Outgoing president Marlene Bishow announced that the family of the late Kenneth Poch has given to the JGSGW his extensive research on Jewish soldiers buried at Arlington National Cemetery.
Poch had spent more than 10 years on site at the cemetery, eventually identifying more than 2,200 Jewish soldiers.
Inspired by "Where They Lie: Someone Should Say Kaddish" (1992) by Mel Young, he decided to visit the graves, say Kaddish (Jewish prayer for the dead) and place a small smooth stone on the headstones - a Jewish custom indicating that someone had visited the grave.
These visits encouraged him to inquire how many Jewish soldiers were actually buried at the famous national cemetery, which has more than 330,000 graves (as of January 2008). Not until after World War I were religious symbols permitted on the gravestones, so not all Jewish soldiers' graves bear a Star of David.
Although his life was brought to an early end by Lou Gehrig's disease (ALS), Poch spent his last decade as the self-appointed historian of Arlington's Jewish soldiers.
Research donated to JGSGW includes Poch's meticulously organized photos, letters, surveys and other items.

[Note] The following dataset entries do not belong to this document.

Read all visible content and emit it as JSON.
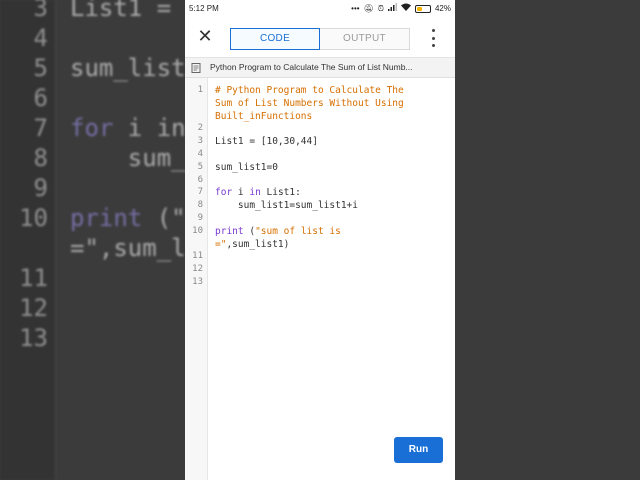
{
  "background": {
    "lines": [
      {
        "no": "3",
        "text": "List1 = "
      },
      {
        "no": "4",
        "text": ""
      },
      {
        "no": "5",
        "text": "sum_list"
      },
      {
        "no": "6",
        "text": ""
      },
      {
        "no": "7",
        "kw": "for",
        "text": " i in"
      },
      {
        "no": "8",
        "text": "    sum_"
      },
      {
        "no": "9",
        "text": ""
      },
      {
        "no": "10",
        "kw": "print",
        "text": " (\""
      },
      {
        "no": "",
        "text": "=\",sum_l"
      },
      {
        "no": "11",
        "text": ""
      },
      {
        "no": "12",
        "text": ""
      },
      {
        "no": "13",
        "text": ""
      }
    ]
  },
  "status_bar": {
    "time": "5:12 PM",
    "icons": [
      "dots-icon",
      "mute-icon",
      "alarm-icon",
      "signal-icon",
      "wifi-icon"
    ],
    "battery": "42%",
    "battery_level": 0.42
  },
  "toolbar": {
    "tabs": [
      {
        "label": "CODE",
        "active": true
      },
      {
        "label": "OUTPUT",
        "active": false
      }
    ]
  },
  "file": {
    "title": "Python Program to Calculate The Sum of List Numb..."
  },
  "editor": {
    "lines": [
      {
        "no": "1",
        "segments": [
          {
            "t": "# Python Program to Calculate The",
            "c": "comment"
          }
        ]
      },
      {
        "no": "",
        "segments": [
          {
            "t": "Sum of List Numbers Without Using",
            "c": "comment"
          }
        ]
      },
      {
        "no": "",
        "segments": [
          {
            "t": "Built_inFunctions",
            "c": "comment"
          }
        ]
      },
      {
        "no": "2",
        "segments": []
      },
      {
        "no": "3",
        "segments": [
          {
            "t": "List1 = [10,30,44]",
            "c": ""
          }
        ]
      },
      {
        "no": "4",
        "segments": []
      },
      {
        "no": "5",
        "segments": [
          {
            "t": "sum_list1=0",
            "c": ""
          }
        ]
      },
      {
        "no": "6",
        "segments": []
      },
      {
        "no": "7",
        "segments": [
          {
            "t": "for",
            "c": "kw"
          },
          {
            "t": " i ",
            "c": ""
          },
          {
            "t": "in",
            "c": "kw"
          },
          {
            "t": " List1:",
            "c": ""
          }
        ]
      },
      {
        "no": "8",
        "segments": [
          {
            "t": "    sum_list1=sum_list1+i",
            "c": ""
          }
        ]
      },
      {
        "no": "9",
        "segments": []
      },
      {
        "no": "10",
        "segments": [
          {
            "t": "print",
            "c": "kw"
          },
          {
            "t": " (",
            "c": ""
          },
          {
            "t": "\"sum of list is",
            "c": "str"
          }
        ]
      },
      {
        "no": "",
        "segments": [
          {
            "t": "=\"",
            "c": "str"
          },
          {
            "t": ",sum_list1)",
            "c": ""
          }
        ]
      },
      {
        "no": "11",
        "segments": []
      },
      {
        "no": "12",
        "segments": []
      },
      {
        "no": "13",
        "segments": []
      }
    ]
  },
  "run_button": {
    "label": "Run"
  },
  "colors": {
    "accent": "#1a6fd6",
    "comment": "#d66f00",
    "keyword": "#7a3ad0"
  }
}
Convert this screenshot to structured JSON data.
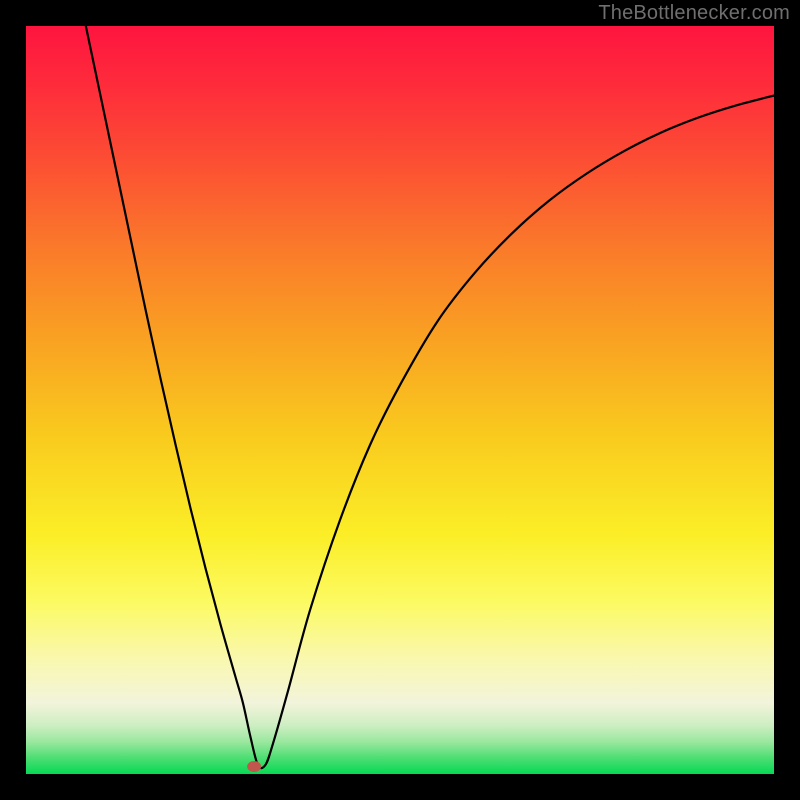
{
  "watermark": "TheBottlenecker.com",
  "chart_data": {
    "type": "line",
    "title": "",
    "xlabel": "",
    "ylabel": "",
    "xlim": [
      0,
      100
    ],
    "ylim": [
      0,
      100
    ],
    "background": "rainbow-vertical",
    "marker": {
      "x": 30.5,
      "y": 1.0,
      "color": "#C1564C"
    },
    "series": [
      {
        "name": "curve",
        "x": [
          8,
          10,
          12,
          14,
          16,
          18,
          20,
          22,
          24,
          26,
          28,
          29,
          30,
          31,
          32,
          33,
          35,
          38,
          42,
          46,
          50,
          55,
          60,
          65,
          70,
          75,
          80,
          85,
          90,
          95,
          100
        ],
        "y": [
          100,
          90.5,
          81,
          71.5,
          62,
          52.8,
          44,
          35.5,
          27.5,
          20,
          13,
          9.5,
          5,
          1.2,
          1.2,
          4,
          11,
          22,
          34,
          44,
          52,
          60.5,
          67,
          72.3,
          76.7,
          80.3,
          83.3,
          85.8,
          87.8,
          89.4,
          90.7
        ]
      }
    ],
    "gradient_stops": [
      {
        "offset": 0.0,
        "color": "#FE143F"
      },
      {
        "offset": 0.08,
        "color": "#FE2C3B"
      },
      {
        "offset": 0.18,
        "color": "#FC4E33"
      },
      {
        "offset": 0.3,
        "color": "#FA7B2A"
      },
      {
        "offset": 0.42,
        "color": "#F9A222"
      },
      {
        "offset": 0.55,
        "color": "#F9CB1E"
      },
      {
        "offset": 0.68,
        "color": "#FBEE27"
      },
      {
        "offset": 0.77,
        "color": "#FCFA62"
      },
      {
        "offset": 0.85,
        "color": "#F9F8B2"
      },
      {
        "offset": 0.905,
        "color": "#F2F4DB"
      },
      {
        "offset": 0.935,
        "color": "#CDEEC2"
      },
      {
        "offset": 0.958,
        "color": "#97E79D"
      },
      {
        "offset": 0.978,
        "color": "#4FDE73"
      },
      {
        "offset": 1.0,
        "color": "#06D954"
      }
    ]
  }
}
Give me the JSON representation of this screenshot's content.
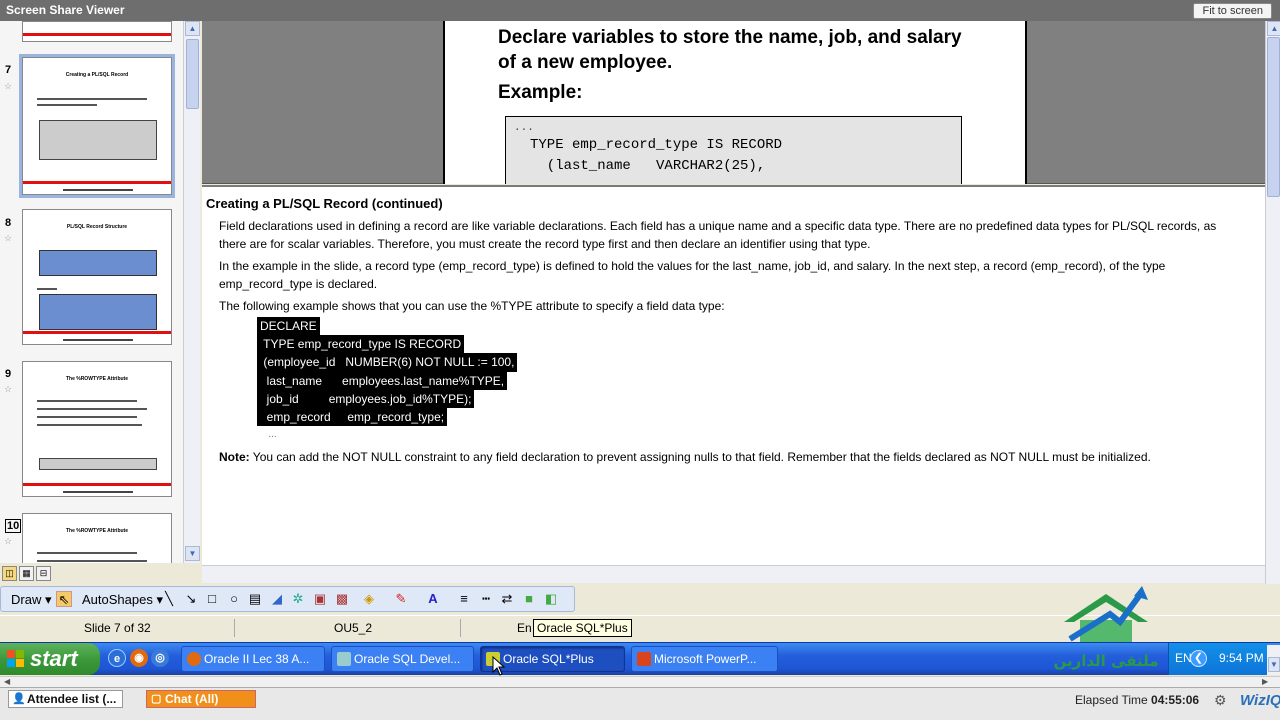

After his death in December 2003, his family hastily gathered together his personal belongings, including his research binders and boxes, and stored them in his sister's Gaithersburg home.
JGSGW member Ernie Fine knew Poch and had discussed the Arlington project with him; he arranged for the transfer of the materials.
The society's first Cemetery Project (1988-1992) indexed and researched two of the oldest Jewish cemeteries in the nation’s capital: Macpelah, the old cemetery of Washington Hebrew Congregation's old cemetery and the old cemetery of Adas Israel Congregation on Alabama Avenue in the southeast part of the city. This research was submitted to the Jewish Online Worldwide Burial Registry (JOWBR).
In December 2007, JGSGW launched their second Cemetery Research Project, with the goal of indexing all Jewish grave sites in the greater Washington DC area.
As part of the new project, JGSGW volunteers will visit the cemeteries and photograph the tombstones, gleaning from them and other sources, the information in the inscription, including the deceased's Hebrew name and his or her father’s name, if included.
Plans are being formalized as to how the ANC research materials will be presented, but the target date for the project completion is July 2011, when the JGSGW will host the 31st IAJGS International Conference of Jewish Genealogy.
According to the Arlington National Cemetery website:
In Section 13 there are five Jewish soldiers who fought and died during the Civil War serving in the Union Army.
At the outbreak of the Civil War in 1861 -- which saw brother against brother as well as Jew against Jew -- there were 150,000 Jews in the United States. Three thousand fought on the side of the Confederacy and 6,700 for the Union.
For more information (although numbers appear to need updating) on the history of Jews buried at Arlington, click here.